:: EXERCISE REQUIREMENTS ::
Reproduce every entry exactly.

::: DATA SUPPLIED

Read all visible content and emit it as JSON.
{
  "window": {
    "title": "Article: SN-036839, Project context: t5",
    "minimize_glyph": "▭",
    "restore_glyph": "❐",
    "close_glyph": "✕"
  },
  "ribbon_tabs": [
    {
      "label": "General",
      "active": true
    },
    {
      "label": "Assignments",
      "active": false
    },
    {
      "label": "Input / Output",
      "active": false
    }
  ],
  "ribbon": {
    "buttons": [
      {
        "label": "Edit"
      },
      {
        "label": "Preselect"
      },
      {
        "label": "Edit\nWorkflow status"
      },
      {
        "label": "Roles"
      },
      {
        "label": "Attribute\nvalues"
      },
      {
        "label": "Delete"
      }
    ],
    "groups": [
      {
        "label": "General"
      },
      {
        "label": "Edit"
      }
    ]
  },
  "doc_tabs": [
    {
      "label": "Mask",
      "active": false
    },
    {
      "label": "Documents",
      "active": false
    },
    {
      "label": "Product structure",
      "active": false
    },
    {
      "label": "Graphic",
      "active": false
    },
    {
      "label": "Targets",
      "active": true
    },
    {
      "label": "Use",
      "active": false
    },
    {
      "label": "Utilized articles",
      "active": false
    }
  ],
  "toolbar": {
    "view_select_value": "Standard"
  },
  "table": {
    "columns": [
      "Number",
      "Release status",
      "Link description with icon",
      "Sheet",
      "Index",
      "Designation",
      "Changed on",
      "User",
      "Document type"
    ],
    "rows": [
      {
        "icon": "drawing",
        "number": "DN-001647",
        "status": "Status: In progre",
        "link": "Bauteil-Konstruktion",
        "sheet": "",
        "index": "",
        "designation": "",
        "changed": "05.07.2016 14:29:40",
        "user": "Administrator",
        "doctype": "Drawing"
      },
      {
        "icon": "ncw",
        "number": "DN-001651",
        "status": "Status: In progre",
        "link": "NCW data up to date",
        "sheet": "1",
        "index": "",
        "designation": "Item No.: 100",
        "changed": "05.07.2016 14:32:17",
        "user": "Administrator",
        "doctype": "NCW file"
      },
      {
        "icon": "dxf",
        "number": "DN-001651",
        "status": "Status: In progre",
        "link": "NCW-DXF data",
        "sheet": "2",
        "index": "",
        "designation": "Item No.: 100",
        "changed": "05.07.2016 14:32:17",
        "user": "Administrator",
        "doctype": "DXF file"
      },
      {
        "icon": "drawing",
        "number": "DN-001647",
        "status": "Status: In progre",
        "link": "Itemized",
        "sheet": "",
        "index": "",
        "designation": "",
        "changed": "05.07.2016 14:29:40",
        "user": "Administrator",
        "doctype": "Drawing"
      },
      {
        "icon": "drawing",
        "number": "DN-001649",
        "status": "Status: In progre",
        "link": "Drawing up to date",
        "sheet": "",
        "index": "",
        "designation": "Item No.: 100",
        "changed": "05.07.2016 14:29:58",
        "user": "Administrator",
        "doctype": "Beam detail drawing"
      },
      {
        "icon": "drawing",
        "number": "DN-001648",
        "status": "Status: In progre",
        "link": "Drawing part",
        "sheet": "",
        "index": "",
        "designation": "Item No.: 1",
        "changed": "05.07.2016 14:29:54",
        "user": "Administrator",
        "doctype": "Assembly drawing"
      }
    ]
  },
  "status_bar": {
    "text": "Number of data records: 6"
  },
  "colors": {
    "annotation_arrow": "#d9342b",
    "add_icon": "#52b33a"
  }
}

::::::

:: SOLUTION FOR THIS TASK ::
Read all visible content and emit it as JSON.
{
  "window": {
    "title": "Article: SN-036839, Project context: t5",
    "minimize_glyph": "▭",
    "restore_glyph": "❐",
    "close_glyph": "✕"
  },
  "ribbon_tabs": [
    {
      "label": "General",
      "active": true
    },
    {
      "label": "Assignments",
      "active": false
    },
    {
      "label": "Input / Output",
      "active": false
    }
  ],
  "ribbon": {
    "buttons": [
      {
        "label": "Edit"
      },
      {
        "label": "Preselect"
      },
      {
        "label": "Edit\nWorkflow status"
      },
      {
        "label": "Roles"
      },
      {
        "label": "Attribute\nvalues"
      },
      {
        "label": "Delete"
      }
    ],
    "groups": [
      {
        "label": "General"
      },
      {
        "label": "Edit"
      }
    ]
  },
  "doc_tabs": [
    {
      "label": "Mask",
      "active": false
    },
    {
      "label": "Documents",
      "active": false
    },
    {
      "label": "Product structure",
      "active": false
    },
    {
      "label": "Graphic",
      "active": false
    },
    {
      "label": "Targets",
      "active": true
    },
    {
      "label": "Use",
      "active": false
    },
    {
      "label": "Utilized articles",
      "active": false
    }
  ],
  "toolbar": {
    "view_select_value": "Standard"
  },
  "table": {
    "columns": [
      "Number",
      "Release status",
      "Link description with icon",
      "Sheet",
      "Index",
      "Designation",
      "Changed on",
      "User",
      "Document type"
    ],
    "rows": [
      {
        "icon": "drawing",
        "number": "DN-001647",
        "status": "Status: In progre",
        "link": "Bauteil-Konstruktion",
        "sheet": "",
        "index": "",
        "designation": "",
        "changed": "05.07.2016 14:29:40",
        "user": "Administrator",
        "doctype": "Drawing"
      },
      {
        "icon": "ncw",
        "number": "DN-001651",
        "status": "Status: In progre",
        "link": "NCW data up to date",
        "sheet": "1",
        "index": "",
        "designation": "Item No.: 100",
        "changed": "05.07.2016 14:32:17",
        "user": "Administrator",
        "doctype": "NCW file"
      },
      {
        "icon": "dxf",
        "number": "DN-001651",
        "status": "Status: In progre",
        "link": "NCW-DXF data",
        "sheet": "2",
        "index": "",
        "designation": "Item No.: 100",
        "changed": "05.07.2016 14:32:17",
        "user": "Administrator",
        "doctype": "DXF file"
      },
      {
        "icon": "drawing",
        "number": "DN-001647",
        "status": "Status: In progre",
        "link": "Itemized",
        "sheet": "",
        "index": "",
        "designation": "",
        "changed": "05.07.2016 14:29:40",
        "user": "Administrator",
        "doctype": "Drawing"
      },
      {
        "icon": "drawing",
        "number": "DN-001649",
        "status": "Status: In progre",
        "link": "Drawing up to date",
        "sheet": "",
        "index": "",
        "designation": "Item No.: 100",
        "changed": "05.07.2016 14:29:58",
        "user": "Administrator",
        "doctype": "Beam detail drawing"
      },
      {
        "icon": "drawing",
        "number": "DN-001648",
        "status": "Status: In progre",
        "link": "Drawing part",
        "sheet": "",
        "index": "",
        "designation": "Item No.: 1",
        "changed": "05.07.2016 14:29:54",
        "user": "Administrator",
        "doctype": "Assembly drawing"
      }
    ]
  },
  "status_bar": {
    "text": "Number of data records: 6"
  },
  "colors": {
    "annotation_arrow": "#d9342b",
    "add_icon": "#52b33a"
  }
}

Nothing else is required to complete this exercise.